By ROBERT KOCH
The Norwalk Hour Staff Writer
DARIEN — An international animal rights organization headquartered in Darien is fighting to halt the roundup of wild horses on federal lands in Wyoming and other Western states.
Last week, representatives of Friends of Animals returned from Riverton, Wyo., where they protested the policy before the Bureau of Land Management (BLM) National Wild Horse and Burro Advisory Board.
“I do think feel that going out to Wyoming made a difference and gave the group that advises on national policy for wild horses something to think about, because we said what other people think but are afraid to say,” said Nicole Rivard, correspondent for Friends of Animals. “Our message was clear: the BLM needs to lower the number of livestock on public lands, not wild horses, and stop being bullied by ranchers.”
Edita Birnkrant, Friends of Animals campaigns director, described the wild horse roundups as “morally and ecologically reprehensible.”

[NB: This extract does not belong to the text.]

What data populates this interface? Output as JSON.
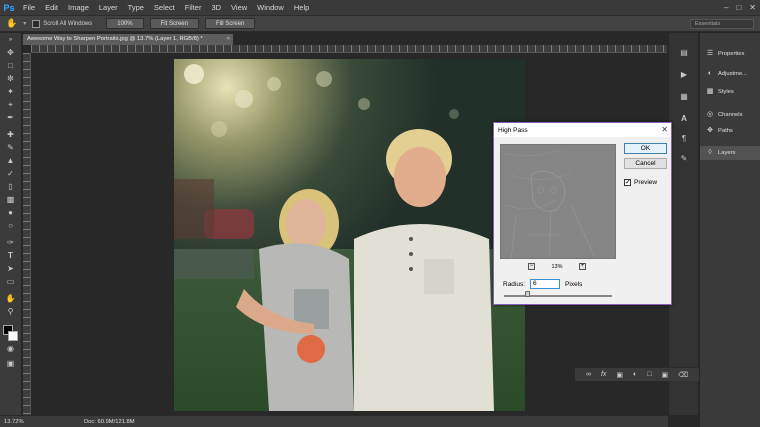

Priscilla Ferel, Friends of Animals president, said the protest was intended to “turn up the heat” on the BLM.
“The BLM needs to be reorganized. It cannot be the agenda of people using public lands at very little cost,” Ferel said.
Friends of Animals was among a number of advocacy groups to attend the advisory board meeting at Central Wyoming College in Riverton on Aug. 25 as the board discussed the management of wild horses and burros on Western public rangelands.
Rivard, who said she's loved horses since she was 10 years old, and other horse advocates held banners with messages such as “BLM + Ranchers = Thieves” and “Stop Stealing Wild Horses from Public Lands.”
The protest came as the BLM prepares to round up 800 to 950 wild horses from the Wyoming Checkerboard — a 1.2 million acre area containing public and private lands.
The horse removal, BLM officials say, comes at the request of private landowners and as the result of a court consent decree stemming from the Rock Springs Grazing Association's claim that wild horses have strayed onto private lands.
“What's different about this particular roundup is it's the result of a consent decree,” said Tom Gorey, BLM spokesman. “We worked out a legally binding agreement with the Rock Springs Grazing Association. This is a particularly difficult section of land to manage because of the checkerboard of private and public lands.”
The area is home to 356,222 cattle, 45,206 sheep and 1,912 wild horses, according to BLM data cited by Friends of Animals.
The BLM recently delayed the roundup due to a lawsuit and temporary restraining order filed with U.S. District Court in Wyoming, but plans to proceed after Sept. 1.
“BLM continues to prepare for removal operations to start sometime after September 1,” said Shelley Gregory at the BLM Field Office in Wyoming. “However, until the issue is resolved in the courts, we can't definitely say what the start date will be.”
On Thursday, a federal judge denied the request to block the roundup. The advocacy groups have filed an appeal with a federal appeals court in Denver, and Friends of Animals plans to return to Wyoming if the roundup proceeds.
The original lawsuit, filed by wild horse advocacy groups Aug. 1, alleges that the BLM violated numerous federal acts set up to protect wild horses.
Friends of Animals and The Cloud Foundation, a similar organization dedicated to the preservation of wild horses, have petitioned the U.S. Fish and Wildlife Service to list North American wild horses on public lands as threatened or endangered under the Endangered Species Act.
The BLM rejects as “myths” claims that the horse roundups are excessive or inhumane, or that the horses are kept in crowded “holding pens.”
“The BLM's short-term holding corrals provide ample space to horses, along with clean feed and water, while long-term holding pastures — large ranches located primarily in Kansas and Oklahoma — permit the horses to roam freely on approximately 289,000 acres of grassland,” according to a 'Myths and Facts' sheet prepared by the BLM.
Wild horse advocates disagree.
After the advisory board meeting on Aug. 25, Rivard and others drove to the Rock Springs area of Wyoming and witnessed wild horses roaming freely and afterward horses kept in holding facilities.
“(In the wild) they have family units and relationships that people don't think about and then when they get rounded up it's like tearing a family apart,” Rivard said. In the holding facility “they're fed but their manes are all knotted and there's that light missing from their eyes.”
— The Associated Press contributed to this report.